### YOUR TASK
Once you have read the entries below, repeat all of them exactly.

Data excerpts
+ + +
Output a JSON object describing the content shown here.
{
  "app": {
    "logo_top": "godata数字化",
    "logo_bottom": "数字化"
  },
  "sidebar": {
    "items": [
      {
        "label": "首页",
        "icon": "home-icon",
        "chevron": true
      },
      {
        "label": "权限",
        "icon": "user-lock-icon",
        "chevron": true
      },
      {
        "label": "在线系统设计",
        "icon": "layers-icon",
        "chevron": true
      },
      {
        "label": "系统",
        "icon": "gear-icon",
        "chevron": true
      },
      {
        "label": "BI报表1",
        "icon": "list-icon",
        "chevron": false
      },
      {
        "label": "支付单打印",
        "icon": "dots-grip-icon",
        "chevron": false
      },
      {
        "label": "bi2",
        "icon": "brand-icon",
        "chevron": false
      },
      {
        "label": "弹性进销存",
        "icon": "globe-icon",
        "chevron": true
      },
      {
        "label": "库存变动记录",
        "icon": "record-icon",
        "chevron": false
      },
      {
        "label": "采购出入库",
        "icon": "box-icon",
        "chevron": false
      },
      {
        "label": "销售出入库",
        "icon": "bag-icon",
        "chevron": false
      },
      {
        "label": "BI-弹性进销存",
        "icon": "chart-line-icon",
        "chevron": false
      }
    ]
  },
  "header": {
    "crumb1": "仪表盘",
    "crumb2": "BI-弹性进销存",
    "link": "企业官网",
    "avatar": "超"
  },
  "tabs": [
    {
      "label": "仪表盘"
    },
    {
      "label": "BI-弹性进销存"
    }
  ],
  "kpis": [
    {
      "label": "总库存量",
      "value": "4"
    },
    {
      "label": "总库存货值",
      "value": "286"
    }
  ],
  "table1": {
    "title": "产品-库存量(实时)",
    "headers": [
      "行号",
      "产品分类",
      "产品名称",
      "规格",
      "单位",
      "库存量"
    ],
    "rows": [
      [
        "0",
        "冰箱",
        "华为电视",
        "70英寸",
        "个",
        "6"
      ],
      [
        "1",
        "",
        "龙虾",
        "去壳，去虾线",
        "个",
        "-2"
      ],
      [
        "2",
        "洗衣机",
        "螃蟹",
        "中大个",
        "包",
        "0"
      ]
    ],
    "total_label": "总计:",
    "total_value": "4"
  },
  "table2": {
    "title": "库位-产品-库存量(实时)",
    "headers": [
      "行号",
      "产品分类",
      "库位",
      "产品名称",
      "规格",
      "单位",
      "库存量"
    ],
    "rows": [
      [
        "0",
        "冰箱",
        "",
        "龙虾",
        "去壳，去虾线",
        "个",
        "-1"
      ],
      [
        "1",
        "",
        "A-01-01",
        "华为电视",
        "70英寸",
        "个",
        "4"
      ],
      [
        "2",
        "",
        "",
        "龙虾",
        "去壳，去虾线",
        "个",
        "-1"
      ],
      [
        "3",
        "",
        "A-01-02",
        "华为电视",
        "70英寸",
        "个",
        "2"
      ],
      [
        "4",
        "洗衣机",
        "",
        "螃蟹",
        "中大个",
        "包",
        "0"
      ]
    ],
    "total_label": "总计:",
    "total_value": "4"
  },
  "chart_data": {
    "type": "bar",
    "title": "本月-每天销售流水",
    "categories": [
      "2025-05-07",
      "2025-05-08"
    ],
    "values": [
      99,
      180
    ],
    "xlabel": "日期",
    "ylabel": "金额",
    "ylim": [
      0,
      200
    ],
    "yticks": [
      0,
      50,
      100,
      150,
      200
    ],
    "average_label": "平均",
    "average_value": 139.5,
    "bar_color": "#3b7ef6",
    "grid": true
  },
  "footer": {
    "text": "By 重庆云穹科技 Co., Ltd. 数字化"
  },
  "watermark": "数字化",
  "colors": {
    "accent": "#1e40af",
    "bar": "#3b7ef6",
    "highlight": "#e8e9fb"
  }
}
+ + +
### RESULT OF THIS EXERCISE
Output a JSON object describing the content shown here.
{
  "app": {
    "logo_top": "godata数字化",
    "logo_bottom": "数字化"
  },
  "sidebar": {
    "items": [
      {
        "label": "首页",
        "icon": "home-icon",
        "chevron": true
      },
      {
        "label": "权限",
        "icon": "user-lock-icon",
        "chevron": true
      },
      {
        "label": "在线系统设计",
        "icon": "layers-icon",
        "chevron": true
      },
      {
        "label": "系统",
        "icon": "gear-icon",
        "chevron": true
      },
      {
        "label": "BI报表1",
        "icon": "list-icon",
        "chevron": false
      },
      {
        "label": "支付单打印",
        "icon": "dots-grip-icon",
        "chevron": false
      },
      {
        "label": "bi2",
        "icon": "brand-icon",
        "chevron": false
      },
      {
        "label": "弹性进销存",
        "icon": "globe-icon",
        "chevron": true
      },
      {
        "label": "库存变动记录",
        "icon": "record-icon",
        "chevron": false
      },
      {
        "label": "采购出入库",
        "icon": "box-icon",
        "chevron": false
      },
      {
        "label": "销售出入库",
        "icon": "bag-icon",
        "chevron": false
      },
      {
        "label": "BI-弹性进销存",
        "icon": "chart-line-icon",
        "chevron": false
      }
    ]
  },
  "header": {
    "crumb1": "仪表盘",
    "crumb2": "BI-弹性进销存",
    "link": "企业官网",
    "avatar": "超"
  },
  "tabs": [
    {
      "label": "仪表盘"
    },
    {
      "label": "BI-弹性进销存"
    }
  ],
  "kpis": [
    {
      "label": "总库存量",
      "value": "4"
    },
    {
      "label": "总库存货值",
      "value": "286"
    }
  ],
  "table1": {
    "title": "产品-库存量(实时)",
    "headers": [
      "行号",
      "产品分类",
      "产品名称",
      "规格",
      "单位",
      "库存量"
    ],
    "rows": [
      [
        "0",
        "冰箱",
        "华为电视",
        "70英寸",
        "个",
        "6"
      ],
      [
        "1",
        "",
        "龙虾",
        "去壳，去虾线",
        "个",
        "-2"
      ],
      [
        "2",
        "洗衣机",
        "螃蟹",
        "中大个",
        "包",
        "0"
      ]
    ],
    "total_label": "总计:",
    "total_value": "4"
  },
  "table2": {
    "title": "库位-产品-库存量(实时)",
    "headers": [
      "行号",
      "产品分类",
      "库位",
      "产品名称",
      "规格",
      "单位",
      "库存量"
    ],
    "rows": [
      [
        "0",
        "冰箱",
        "",
        "龙虾",
        "去壳，去虾线",
        "个",
        "-1"
      ],
      [
        "1",
        "",
        "A-01-01",
        "华为电视",
        "70英寸",
        "个",
        "4"
      ],
      [
        "2",
        "",
        "",
        "龙虾",
        "去壳，去虾线",
        "个",
        "-1"
      ],
      [
        "3",
        "",
        "A-01-02",
        "华为电视",
        "70英寸",
        "个",
        "2"
      ],
      [
        "4",
        "洗衣机",
        "",
        "螃蟹",
        "中大个",
        "包",
        "0"
      ]
    ],
    "total_label": "总计:",
    "total_value": "4"
  },
  "chart_data": {
    "type": "bar",
    "title": "本月-每天销售流水",
    "categories": [
      "2025-05-07",
      "2025-05-08"
    ],
    "values": [
      99,
      180
    ],
    "xlabel": "日期",
    "ylabel": "金额",
    "ylim": [
      0,
      200
    ],
    "yticks": [
      0,
      50,
      100,
      150,
      200
    ],
    "average_label": "平均",
    "average_value": 139.5,
    "bar_color": "#3b7ef6",
    "grid": true
  },
  "footer": {
    "text": "By 重庆云穹科技 Co., Ltd. 数字化"
  },
  "watermark": "数字化",
  "colors": {
    "accent": "#1e40af",
    "bar": "#3b7ef6",
    "highlight": "#e8e9fb"
  }
}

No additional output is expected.